About this exercise |
Return each entry word for word. Leave the images out.
START Excerpted records
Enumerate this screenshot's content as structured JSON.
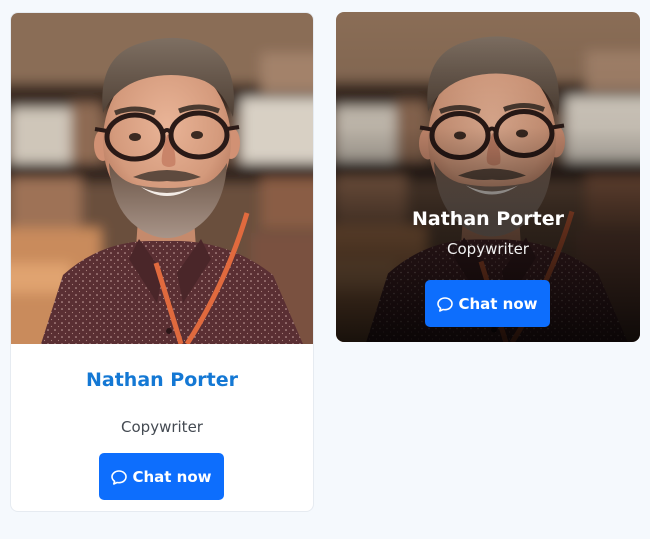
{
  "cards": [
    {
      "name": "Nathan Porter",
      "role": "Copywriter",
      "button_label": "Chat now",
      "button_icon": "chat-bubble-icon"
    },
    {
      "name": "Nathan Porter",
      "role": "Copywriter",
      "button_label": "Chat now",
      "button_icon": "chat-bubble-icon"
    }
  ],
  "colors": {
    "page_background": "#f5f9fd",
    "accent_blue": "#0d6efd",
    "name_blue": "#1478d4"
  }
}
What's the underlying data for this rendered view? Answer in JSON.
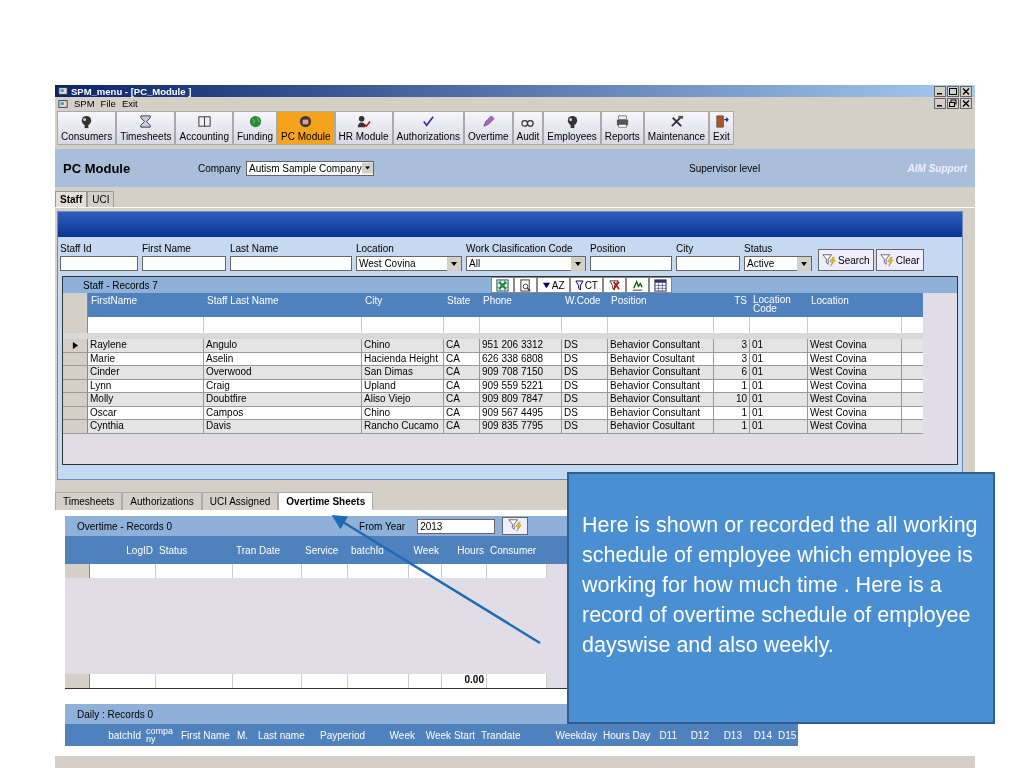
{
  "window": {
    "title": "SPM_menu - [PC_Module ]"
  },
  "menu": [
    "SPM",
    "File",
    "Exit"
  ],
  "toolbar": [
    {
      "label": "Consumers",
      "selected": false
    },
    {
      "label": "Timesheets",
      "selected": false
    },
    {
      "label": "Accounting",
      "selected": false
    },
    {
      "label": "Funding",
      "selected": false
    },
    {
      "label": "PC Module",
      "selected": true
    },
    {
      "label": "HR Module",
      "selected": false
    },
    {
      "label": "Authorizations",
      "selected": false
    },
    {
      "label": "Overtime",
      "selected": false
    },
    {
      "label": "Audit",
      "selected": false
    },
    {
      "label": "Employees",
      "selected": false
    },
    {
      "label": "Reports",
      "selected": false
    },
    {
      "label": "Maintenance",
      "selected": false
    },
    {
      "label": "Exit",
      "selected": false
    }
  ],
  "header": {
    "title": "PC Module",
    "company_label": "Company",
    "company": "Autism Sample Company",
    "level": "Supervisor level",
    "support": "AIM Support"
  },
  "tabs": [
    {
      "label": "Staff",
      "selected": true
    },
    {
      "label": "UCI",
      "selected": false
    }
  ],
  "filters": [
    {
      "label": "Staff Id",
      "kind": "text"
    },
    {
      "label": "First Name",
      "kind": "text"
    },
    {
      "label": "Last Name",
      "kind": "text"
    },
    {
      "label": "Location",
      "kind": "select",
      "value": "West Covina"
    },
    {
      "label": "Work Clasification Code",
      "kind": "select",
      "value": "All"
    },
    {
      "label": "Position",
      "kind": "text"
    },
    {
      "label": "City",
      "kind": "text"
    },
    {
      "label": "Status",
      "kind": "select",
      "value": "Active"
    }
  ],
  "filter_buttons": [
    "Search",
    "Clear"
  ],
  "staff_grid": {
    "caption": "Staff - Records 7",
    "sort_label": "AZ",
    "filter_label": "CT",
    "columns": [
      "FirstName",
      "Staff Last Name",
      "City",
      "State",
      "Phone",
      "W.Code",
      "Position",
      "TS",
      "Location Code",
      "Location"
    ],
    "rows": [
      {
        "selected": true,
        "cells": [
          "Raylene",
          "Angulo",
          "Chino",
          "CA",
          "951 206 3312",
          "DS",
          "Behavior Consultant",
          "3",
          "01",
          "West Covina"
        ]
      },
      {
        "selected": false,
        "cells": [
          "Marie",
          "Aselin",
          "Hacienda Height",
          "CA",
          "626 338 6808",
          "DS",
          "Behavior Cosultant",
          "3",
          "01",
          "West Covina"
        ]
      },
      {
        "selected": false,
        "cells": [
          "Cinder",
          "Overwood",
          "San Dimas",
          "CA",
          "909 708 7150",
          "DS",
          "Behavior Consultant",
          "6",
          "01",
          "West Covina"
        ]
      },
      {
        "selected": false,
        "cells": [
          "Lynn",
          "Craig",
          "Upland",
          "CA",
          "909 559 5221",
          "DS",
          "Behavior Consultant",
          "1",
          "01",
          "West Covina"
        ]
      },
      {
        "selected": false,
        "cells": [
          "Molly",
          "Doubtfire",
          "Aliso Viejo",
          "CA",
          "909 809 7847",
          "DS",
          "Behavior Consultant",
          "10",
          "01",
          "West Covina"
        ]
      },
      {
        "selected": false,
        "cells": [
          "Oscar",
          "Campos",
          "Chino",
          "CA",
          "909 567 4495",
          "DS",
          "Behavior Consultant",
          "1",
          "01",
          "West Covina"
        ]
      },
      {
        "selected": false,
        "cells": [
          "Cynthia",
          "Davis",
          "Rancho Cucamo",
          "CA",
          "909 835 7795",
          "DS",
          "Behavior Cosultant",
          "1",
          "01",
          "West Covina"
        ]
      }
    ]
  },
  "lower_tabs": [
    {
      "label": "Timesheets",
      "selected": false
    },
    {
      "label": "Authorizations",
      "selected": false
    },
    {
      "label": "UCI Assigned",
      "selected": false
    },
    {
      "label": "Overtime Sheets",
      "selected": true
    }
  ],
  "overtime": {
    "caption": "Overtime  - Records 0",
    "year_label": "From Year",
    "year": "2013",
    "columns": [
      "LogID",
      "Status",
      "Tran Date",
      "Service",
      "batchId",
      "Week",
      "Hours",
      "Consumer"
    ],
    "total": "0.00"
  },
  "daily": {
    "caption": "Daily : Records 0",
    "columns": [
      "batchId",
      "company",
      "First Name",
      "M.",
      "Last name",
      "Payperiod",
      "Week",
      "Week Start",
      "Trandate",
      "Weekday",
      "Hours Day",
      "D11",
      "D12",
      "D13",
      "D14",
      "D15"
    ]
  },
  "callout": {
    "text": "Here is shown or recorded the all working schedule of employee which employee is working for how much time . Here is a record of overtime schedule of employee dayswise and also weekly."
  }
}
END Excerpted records
Expected answer |
Enumerate this screenshot's content as structured JSON.
{
  "cards": [
    {
      "name": "Nathan Porter",
      "role": "Copywriter",
      "button_label": "Chat now",
      "button_icon": "chat-bubble-icon"
    },
    {
      "name": "Nathan Porter",
      "role": "Copywriter",
      "button_label": "Chat now",
      "button_icon": "chat-bubble-icon"
    }
  ],
  "colors": {
    "page_background": "#f5f9fd",
    "accent_blue": "#0d6efd",
    "name_blue": "#1478d4"
  }
}
What's the underlying data for this rendered view? Answer in JSON.
{
  "window": {
    "title": "SPM_menu - [PC_Module ]"
  },
  "menu": [
    "SPM",
    "File",
    "Exit"
  ],
  "toolbar": [
    {
      "label": "Consumers",
      "selected": false
    },
    {
      "label": "Timesheets",
      "selected": false
    },
    {
      "label": "Accounting",
      "selected": false
    },
    {
      "label": "Funding",
      "selected": false
    },
    {
      "label": "PC Module",
      "selected": true
    },
    {
      "label": "HR Module",
      "selected": false
    },
    {
      "label": "Authorizations",
      "selected": false
    },
    {
      "label": "Overtime",
      "selected": false
    },
    {
      "label": "Audit",
      "selected": false
    },
    {
      "label": "Employees",
      "selected": false
    },
    {
      "label": "Reports",
      "selected": false
    },
    {
      "label": "Maintenance",
      "selected": false
    },
    {
      "label": "Exit",
      "selected": false
    }
  ],
  "header": {
    "title": "PC Module",
    "company_label": "Company",
    "company": "Autism Sample Company",
    "level": "Supervisor level",
    "support": "AIM Support"
  },
  "tabs": [
    {
      "label": "Staff",
      "selected": true
    },
    {
      "label": "UCI",
      "selected": false
    }
  ],
  "filters": [
    {
      "label": "Staff Id",
      "kind": "text"
    },
    {
      "label": "First Name",
      "kind": "text"
    },
    {
      "label": "Last Name",
      "kind": "text"
    },
    {
      "label": "Location",
      "kind": "select",
      "value": "West Covina"
    },
    {
      "label": "Work Clasification Code",
      "kind": "select",
      "value": "All"
    },
    {
      "label": "Position",
      "kind": "text"
    },
    {
      "label": "City",
      "kind": "text"
    },
    {
      "label": "Status",
      "kind": "select",
      "value": "Active"
    }
  ],
  "filter_buttons": [
    "Search",
    "Clear"
  ],
  "staff_grid": {
    "caption": "Staff - Records 7",
    "sort_label": "AZ",
    "filter_label": "CT",
    "columns": [
      "FirstName",
      "Staff Last Name",
      "City",
      "State",
      "Phone",
      "W.Code",
      "Position",
      "TS",
      "Location Code",
      "Location"
    ],
    "rows": [
      {
        "selected": true,
        "cells": [
          "Raylene",
          "Angulo",
          "Chino",
          "CA",
          "951 206 3312",
          "DS",
          "Behavior Consultant",
          "3",
          "01",
          "West Covina"
        ]
      },
      {
        "selected": false,
        "cells": [
          "Marie",
          "Aselin",
          "Hacienda Height",
          "CA",
          "626 338 6808",
          "DS",
          "Behavior Cosultant",
          "3",
          "01",
          "West Covina"
        ]
      },
      {
        "selected": false,
        "cells": [
          "Cinder",
          "Overwood",
          "San Dimas",
          "CA",
          "909 708 7150",
          "DS",
          "Behavior Consultant",
          "6",
          "01",
          "West Covina"
        ]
      },
      {
        "selected": false,
        "cells": [
          "Lynn",
          "Craig",
          "Upland",
          "CA",
          "909 559 5221",
          "DS",
          "Behavior Consultant",
          "1",
          "01",
          "West Covina"
        ]
      },
      {
        "selected": false,
        "cells": [
          "Molly",
          "Doubtfire",
          "Aliso Viejo",
          "CA",
          "909 809 7847",
          "DS",
          "Behavior Consultant",
          "10",
          "01",
          "West Covina"
        ]
      },
      {
        "selected": false,
        "cells": [
          "Oscar",
          "Campos",
          "Chino",
          "CA",
          "909 567 4495",
          "DS",
          "Behavior Consultant",
          "1",
          "01",
          "West Covina"
        ]
      },
      {
        "selected": false,
        "cells": [
          "Cynthia",
          "Davis",
          "Rancho Cucamo",
          "CA",
          "909 835 7795",
          "DS",
          "Behavior Cosultant",
          "1",
          "01",
          "West Covina"
        ]
      }
    ]
  },
  "lower_tabs": [
    {
      "label": "Timesheets",
      "selected": false
    },
    {
      "label": "Authorizations",
      "selected": false
    },
    {
      "label": "UCI Assigned",
      "selected": false
    },
    {
      "label": "Overtime Sheets",
      "selected": true
    }
  ],
  "overtime": {
    "caption": "Overtime  - Records 0",
    "year_label": "From Year",
    "year": "2013",
    "columns": [
      "LogID",
      "Status",
      "Tran Date",
      "Service",
      "batchId",
      "Week",
      "Hours",
      "Consumer"
    ],
    "total": "0.00"
  },
  "daily": {
    "caption": "Daily : Records 0",
    "columns": [
      "batchId",
      "company",
      "First Name",
      "M.",
      "Last name",
      "Payperiod",
      "Week",
      "Week Start",
      "Trandate",
      "Weekday",
      "Hours Day",
      "D11",
      "D12",
      "D13",
      "D14",
      "D15"
    ]
  },
  "callout": {
    "text": "Here is shown or recorded the all working schedule of employee which employee is working for how much time . Here is a record of overtime schedule of employee dayswise and also weekly."
  }
}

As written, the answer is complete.